What is the Jewish prayer?

At the most basic level, prayer expresses the belief of Jews in G’d. Jews realize that they are dependent on Gd’s kindness. He controls everything and has the ability to free the Jews from their hardships. That is why Jews ask God for help through prayer. The Torah refers to prayer as “the service to the heart,” an act infused with love and reverence. According to the Chabad philosophy, prayer is actually our primary means of connecting our consciousness to the divine, an island at the time our souls are released, free to rise to heavenly heights. Such a prayer leaves an indelible refinement effect throughout the day.

How often is prayed?

Jews pray three times a day at set times: in the morning (instituted by patriarch Abraham – the Shacharite prayer), in the afternoon (instituted by patriarch Isaac – the Mincha prayer) and in the evening (instituted by patriarch Jacob – the Ma ‘ ariev prayer). The three prayers are centered around the Amida prayer, a series of nineteen blessings. The Shema is also canceled with the morning and evening prayers. Selected Psalms, blessings, and prayers complete the picture.

The rabbis determined the daily prayers to match the two daily Temple sacrifices, one in the morning and one in the afternoon, and the burning of the limbs of the afternoon sacrifice that would last all night. This explains why Jews on days like Shabbat, when extra offerings were made,

Form prayers; no personal prayers

Unlike Christianity, all prayers with the Jews are fixed in form prayers, although this was not the case in the beginning. 1 This is important because with your own prayer, your mind can wander. They are also not personal prayers. It is about prayers for all Jews; the Jewish community is central. The texts are in the plural. That is why Jews usually pray together in the synagogue. In fact, a synagogue is considered a miniature replica of the Holy Temple in Jerusalem, where Gd’s presence was widespread. Participating with others also gives each individual the power of the community and their collective actions and merits.

The shema

In many prayers the ‘shema’ appears, the Jewish creed that appears in Deuteronomy 6: 4 with the subsequent parts Deuteronomy 6: 5-9, 11: 13-21 and Numbers 15: 37-41.

In addition, one finds many Psalms in the prayers.

The Amida (Shemone-esre)

A very important prayer is the Amida (Shemone-esre, the 18 praises). The amida must be canceled standing up while turning its face in the direction of Jerusalem (to the east). When one is in Jerusalem, one turns the face to the Temple Mount. Some Jews have special signs with the word mizrach (east) hanging on the wall to indicate the direction. This prayer is spoken three times a day. On Shabbat and some holidays, along with a number of additions, even four or five times.

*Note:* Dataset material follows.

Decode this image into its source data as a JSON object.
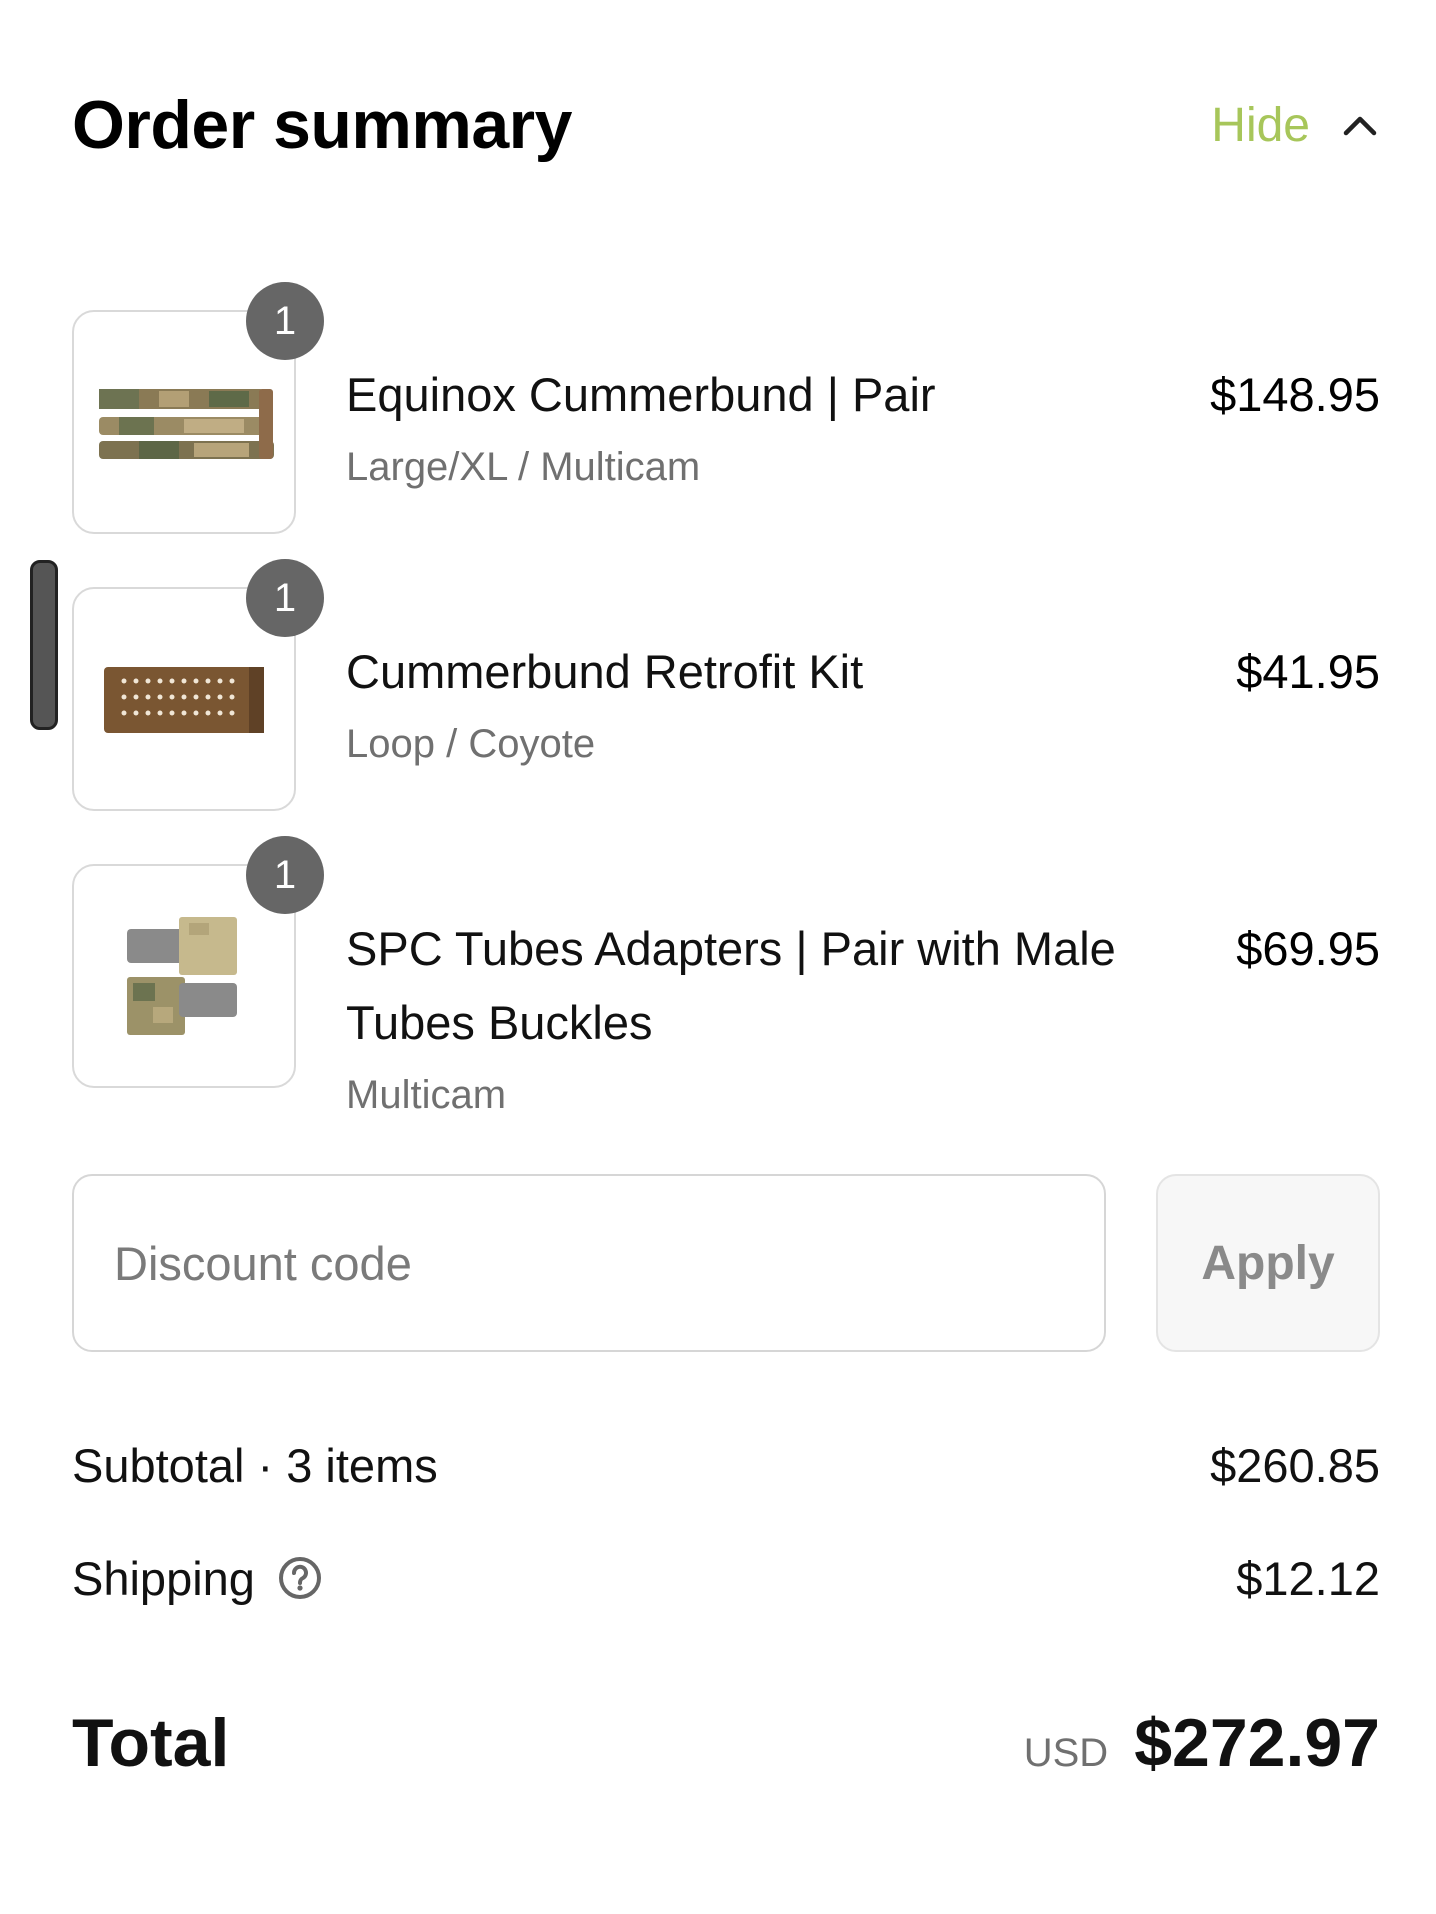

The prayer consists of 18 praises in which Gd is praised for His omnipotence, holiness and loyalty to the people of Israel and for His great deeds and wonders performed for Israel. There are also intercessions and everyday needs. It is also begged for the restoration of the kingship of David and the reconstruction of the Temple and its worship.

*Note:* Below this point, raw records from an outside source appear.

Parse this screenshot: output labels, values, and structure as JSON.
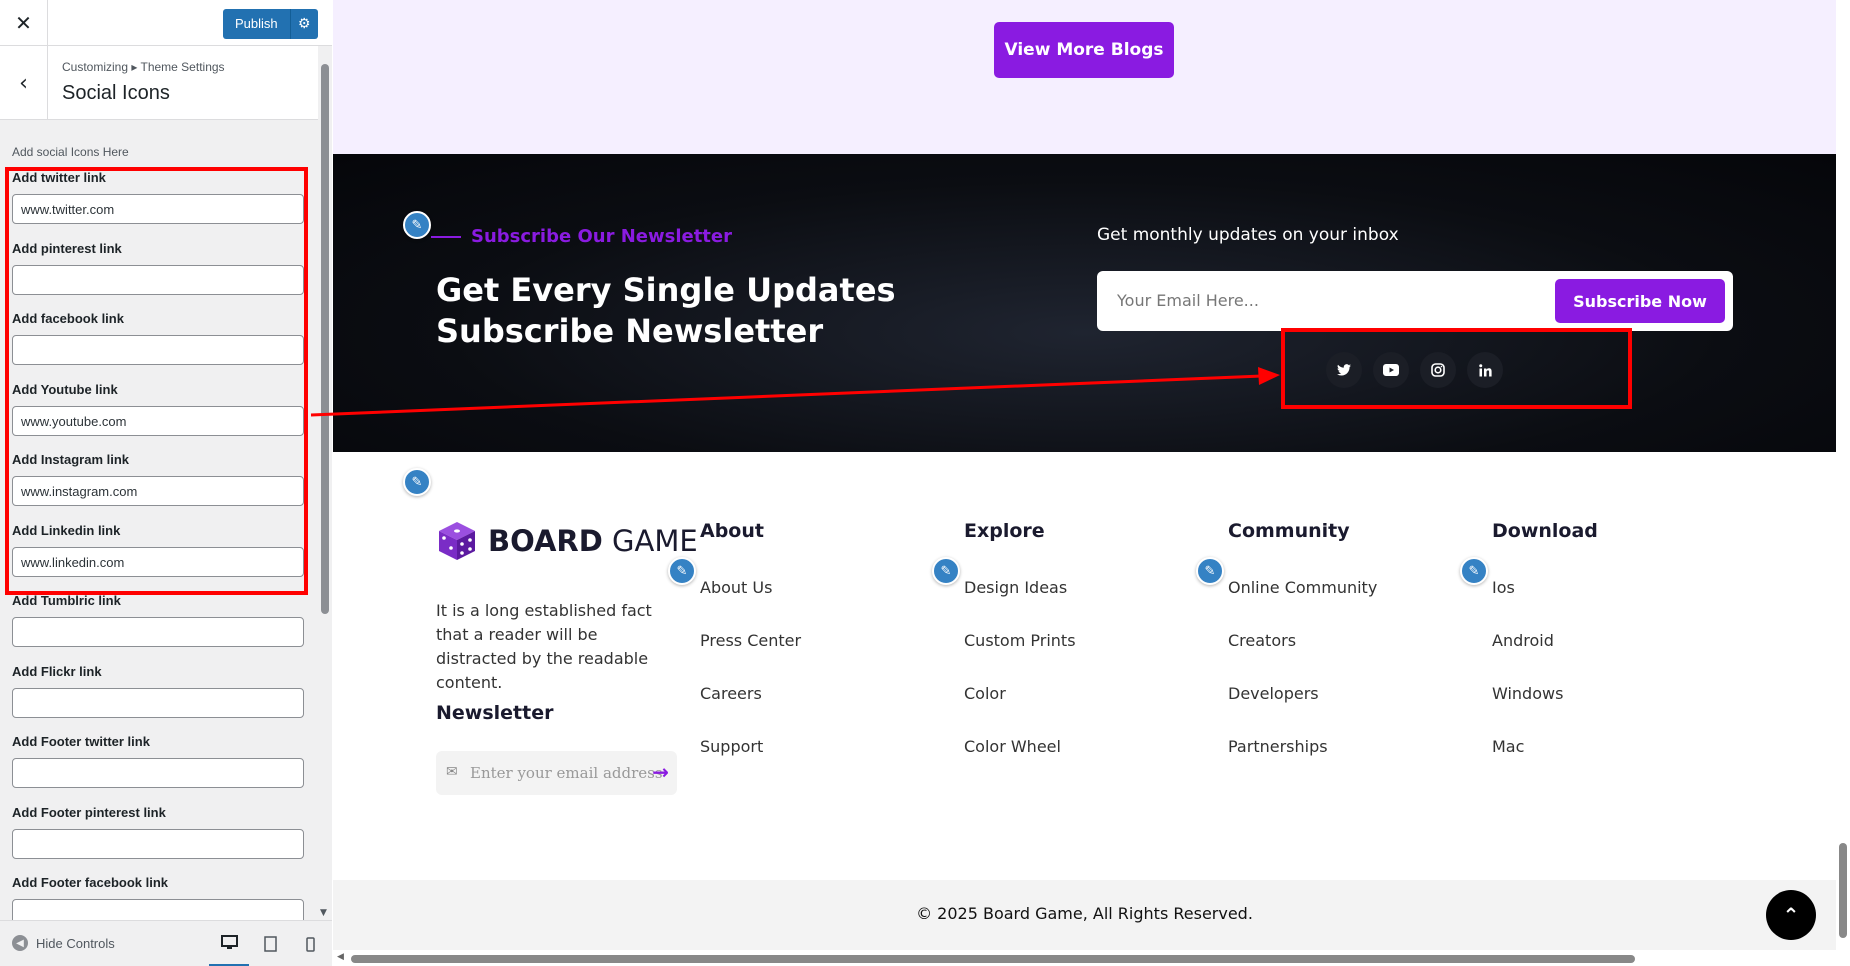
{
  "customizer": {
    "close_label": "✕",
    "publish_label": "Publish",
    "breadcrumb": "Customizing ▸ Theme Settings",
    "section_title": "Social Icons",
    "description": "Add social Icons Here",
    "controls": [
      {
        "label": "Add twitter link",
        "value": "www.twitter.com"
      },
      {
        "label": "Add pinterest link",
        "value": ""
      },
      {
        "label": "Add facebook link",
        "value": ""
      },
      {
        "label": "Add Youtube link",
        "value": "www.youtube.com"
      },
      {
        "label": "Add Instagram link",
        "value": "www.instagram.com"
      },
      {
        "label": "Add Linkedin link",
        "value": "www.linkedin.com"
      },
      {
        "label": "Add Tumblric link",
        "value": ""
      },
      {
        "label": "Add Flickr link",
        "value": ""
      },
      {
        "label": "Add Footer twitter link",
        "value": ""
      },
      {
        "label": "Add Footer pinterest link",
        "value": ""
      },
      {
        "label": "Add Footer facebook link",
        "value": ""
      }
    ],
    "hide_controls_label": "Hide Controls",
    "devices": [
      "desktop-icon",
      "tablet-icon",
      "mobile-icon"
    ]
  },
  "preview": {
    "view_more_label": "View More Blogs",
    "newsletter": {
      "subtitle": "Subscribe Our Newsletter",
      "heading_line1": "Get Every Single Updates",
      "heading_line2": "Subscribe Newsletter",
      "monthly_text": "Get monthly updates on your inbox",
      "email_placeholder": "Your Email Here...",
      "subscribe_label": "Subscribe Now",
      "social_icons": [
        "twitter-icon",
        "youtube-icon",
        "instagram-icon",
        "linkedin-icon"
      ]
    },
    "footer": {
      "brand_bold": "BOARD",
      "brand_light": "GAME",
      "about_text": "It is a long established fact that a reader will be distracted by the readable content.",
      "newsletter_title": "Newsletter",
      "newsletter_placeholder": "Enter your email address",
      "columns": [
        {
          "title": "About",
          "links": [
            "About Us",
            "Press Center",
            "Careers",
            "Support"
          ]
        },
        {
          "title": "Explore",
          "links": [
            "Design Ideas",
            "Custom Prints",
            "Color",
            "Color Wheel"
          ]
        },
        {
          "title": "Community",
          "links": [
            "Online Community",
            "Creators",
            "Developers",
            "Partnerships"
          ]
        },
        {
          "title": "Download",
          "links": [
            "Ios",
            "Android",
            "Windows",
            "Mac"
          ]
        }
      ],
      "copyright": "© 2025 Board Game, All Rights Reserved."
    }
  },
  "colors": {
    "accent": "#8a1be1",
    "wp_blue": "#2271b1",
    "annotation": "#ff0000"
  }
}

Siddur

The prayers are printed in a prayer book, the Siddoer . Herein you will find all the usual prayers that are said during the week or on Shabbat and holidays.

Machzor

People often also have separate prayer books for the holidays. Such a book is called a Machzor (cycle). The prayers are written in Hebrew, some in Aramaic.

Characteristics of prayer in synagogue

  • Everyone prays out loud, often accompanied by a chazzan (lead singer).
  • The prayers are sung. The chazzan sets the tone.
  • People move back and forth during the prayers.

 

Hasidim

In the Hasidim, prayer is seen as the most important religious practice: a mystical encounter with God himself. The intention of prayer is the most important.

 

Footnote

1 Until the time of Ezra, every person would pray according to his ability and eloquence. Someone who was so inclined would offer many long prayers and requests, and someone who was less articulated would pray less. Some would pray once a day; others, multiple times. Ezra, along with the Men of the Great Assembly, established the prayer routine that had already been practiced and formalized by a select number of people.